### Problem
Say how many lines in the records include the string "icon", adding no other words.

### Data to process
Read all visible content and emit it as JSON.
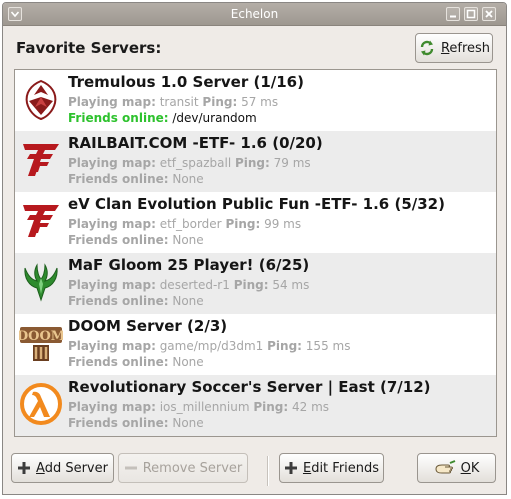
{
  "window": {
    "title": "Echelon"
  },
  "header": {
    "label": "Favorite Servers:",
    "refresh_prefix": "",
    "refresh_underline": "R",
    "refresh_rest": "efresh"
  },
  "labels": {
    "playing_map": "Playing map:",
    "ping": "Ping:",
    "friends_online": "Friends online:"
  },
  "servers": [
    {
      "name": "Tremulous 1.0 Server (1/16)",
      "icon": "tremulous-icon",
      "map": "transit",
      "ping": "57 ms",
      "friends": "/dev/urandom",
      "friends_highlight": true
    },
    {
      "name": "RAILBAIT.COM -ETF- 1.6 (0/20)",
      "icon": "etf-icon",
      "map": "etf_spazball",
      "ping": "79 ms",
      "friends": "None",
      "friends_highlight": false
    },
    {
      "name": "eV Clan Evolution Public Fun -ETF- 1.6 (5/32)",
      "icon": "etf-icon",
      "map": "etf_border",
      "ping": "99 ms",
      "friends": "None",
      "friends_highlight": false
    },
    {
      "name": "MaF Gloom 25 Player! (6/25)",
      "icon": "quake-icon",
      "map": "deserted-r1",
      "ping": "54 ms",
      "friends": "None",
      "friends_highlight": false
    },
    {
      "name": "DOOM Server (2/3)",
      "icon": "doom-icon",
      "map": "game/mp/d3dm1",
      "ping": "155 ms",
      "friends": "None",
      "friends_highlight": false
    },
    {
      "name": "Revolutionary Soccer's Server | East (7/12)",
      "icon": "half-life-icon",
      "map": "ios_millennium",
      "ping": "42 ms",
      "friends": "None",
      "friends_highlight": false
    }
  ],
  "buttons": {
    "add_server": {
      "u": "A",
      "rest": "dd Server"
    },
    "remove_server": {
      "u": "",
      "rest": "Remove Server"
    },
    "edit_friends": {
      "u": "E",
      "rest": "dit Friends"
    },
    "ok": {
      "u": "O",
      "rest": "K"
    }
  },
  "colors": {
    "friends_online": "#2ec22e",
    "etf_red": "#b7191e",
    "quake_green": "#2e8b2e",
    "halflife_orange": "#f28a1e",
    "doom_brown": "#7a4a2a"
  }
}
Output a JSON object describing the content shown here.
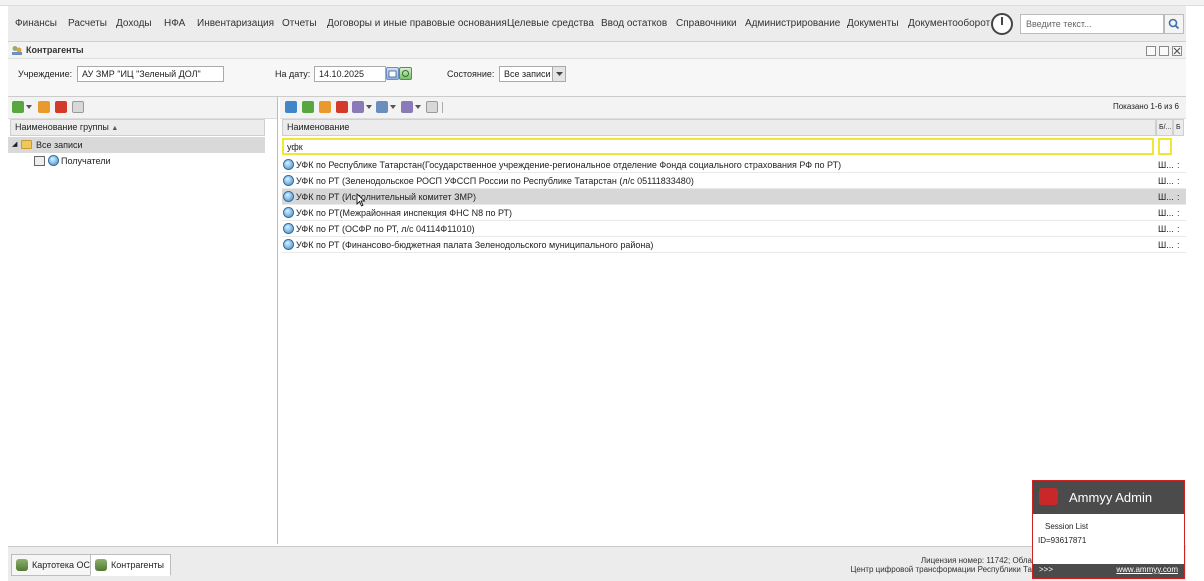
{
  "menu": {
    "items": [
      "Финансы",
      "Расчеты",
      "Доходы",
      "НФА",
      "Инвентаризация",
      "Отчеты",
      "Договоры и иные правовые основания",
      "Целевые средства",
      "Ввод остатков",
      "Справочники",
      "Администрирование",
      "Документы",
      "Документооборот"
    ],
    "search_placeholder": "Введите текст..."
  },
  "window": {
    "title": "Контрагенты"
  },
  "filters": {
    "institution_label": "Учреждение:",
    "institution_value": "АУ ЗМР \"ИЦ \"Зеленый ДОЛ\"",
    "date_label": "На дату:",
    "date_value": "14.10.2025",
    "state_label": "Состояние:",
    "state_value": "Все записи"
  },
  "tree": {
    "header": "Наименование группы",
    "items": [
      {
        "label": "Все записи",
        "selected": true
      },
      {
        "label": "Получатели",
        "selected": false
      }
    ]
  },
  "grid": {
    "shown_text": "Показано 1-6 из 6",
    "column_name": "Наименование",
    "column_2": "Б/...",
    "column_3": "Б",
    "filter_value": "уфк",
    "rows": [
      {
        "name": "УФК по Республике Татарстан(Государственное учреждение-региональное отделение Фонда социального страхования РФ по РТ)",
        "c2": "Ш...",
        "c3": ":"
      },
      {
        "name": "УФК по РТ (Зеленодольское РОСП УФССП России по Республике Татарстан (л/с 05111833480)",
        "c2": "Ш...",
        "c3": ":"
      },
      {
        "name": "УФК по РТ (Исполнительный комитет ЗМР)",
        "c2": "Ш...",
        "c3": ":"
      },
      {
        "name": "УФК по РТ(Межрайонная инспекция ФНС N8 по РТ)",
        "c2": "Ш...",
        "c3": ":"
      },
      {
        "name": "УФК по РТ (ОСФР по РТ, л/с 04114Ф11010)",
        "c2": "Ш...",
        "c3": ":"
      },
      {
        "name": "УФК по РТ (Финансово-бюджетная палата Зеленодольского муниципального района)",
        "c2": "Ш...",
        "c3": ":"
      }
    ],
    "selected_row": 2
  },
  "taskbar": {
    "tabs": [
      "Картотека ОС",
      "Контрагенты"
    ],
    "license_line1": "Лицензия номер: 11742; Обла",
    "license_line2": "Центр цифровой трансформации Республики Та"
  },
  "ammyy": {
    "title": "Ammyy Admin",
    "session_list": "Session List",
    "id": "ID=93617871",
    "more": ">>>",
    "link": "www.ammyy.com"
  }
}
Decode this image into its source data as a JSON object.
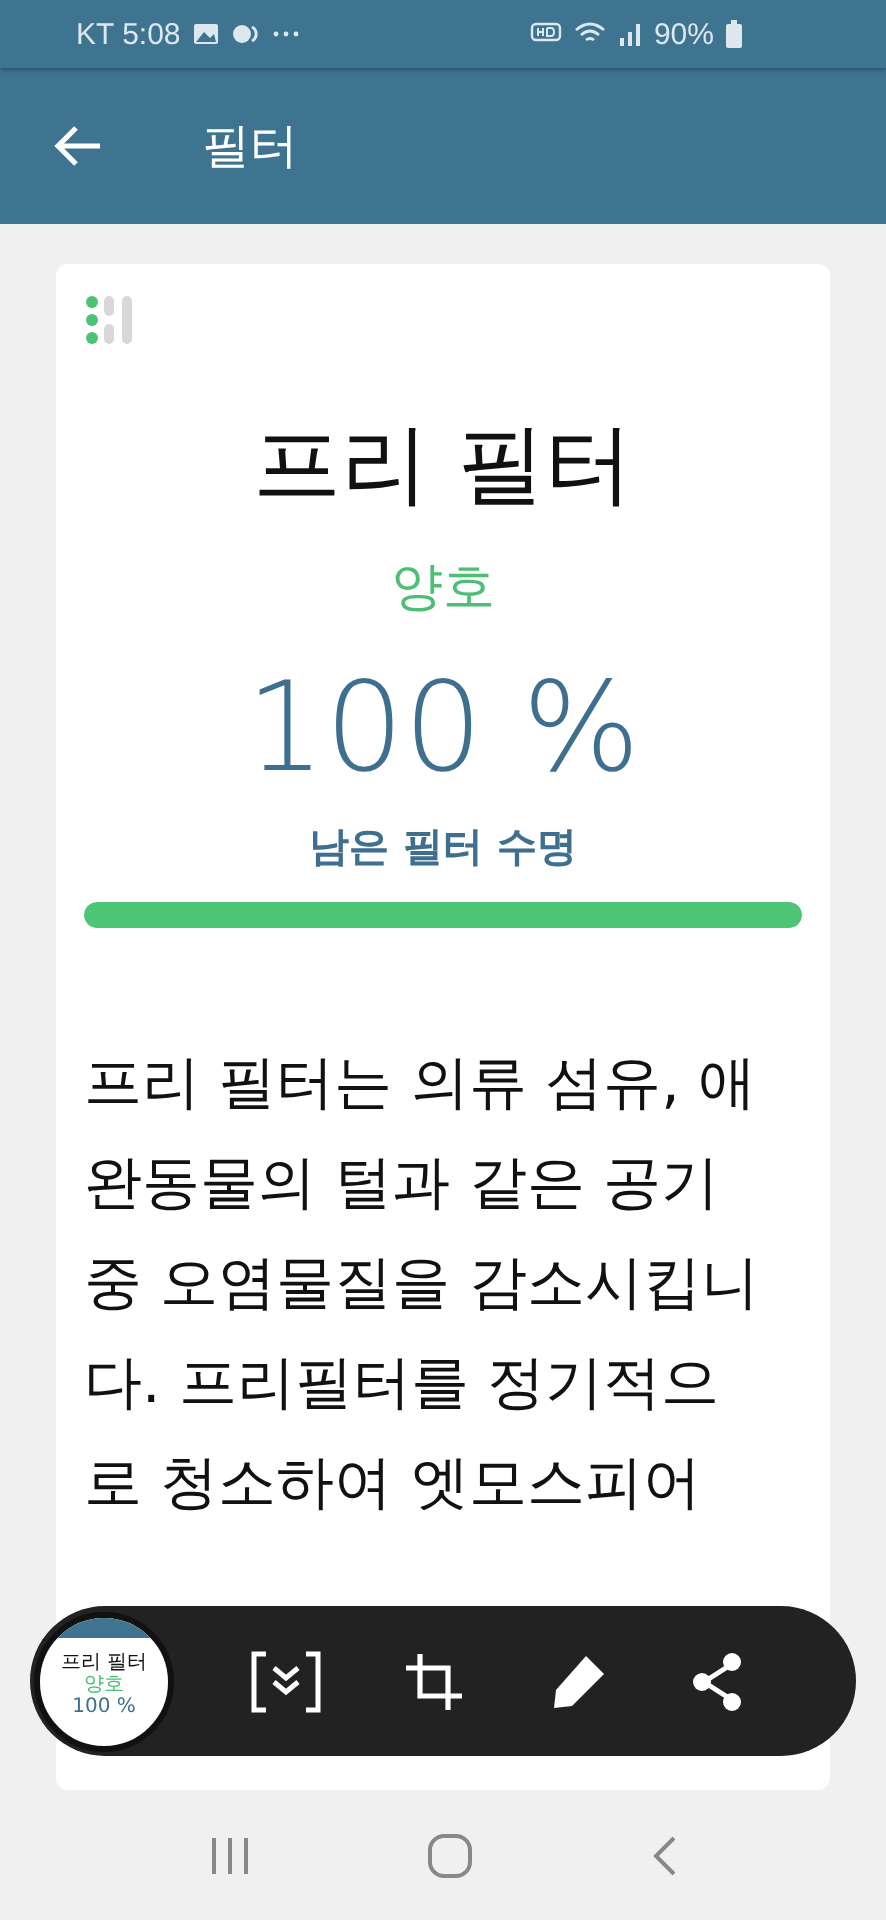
{
  "status_bar": {
    "carrier_time": "KT 5:08",
    "battery": "90%"
  },
  "app_bar": {
    "title": "필터"
  },
  "filter": {
    "name": "프리 필터",
    "status": "양호",
    "percent": "100 %",
    "caption": "남은 필터 수명",
    "level": 1.0,
    "description": "프리 필터는 의류 섬유, 애완동물의 털과 같은 공기 중 오염물질을 감소시킵니다. 프리필터를 정기적으로 청소하여 엣모스피어"
  },
  "capture_toolbar": {
    "thumbnail": {
      "title": "프리 필터",
      "status": "양호",
      "percent": "100 %"
    }
  }
}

### Exercise solution
6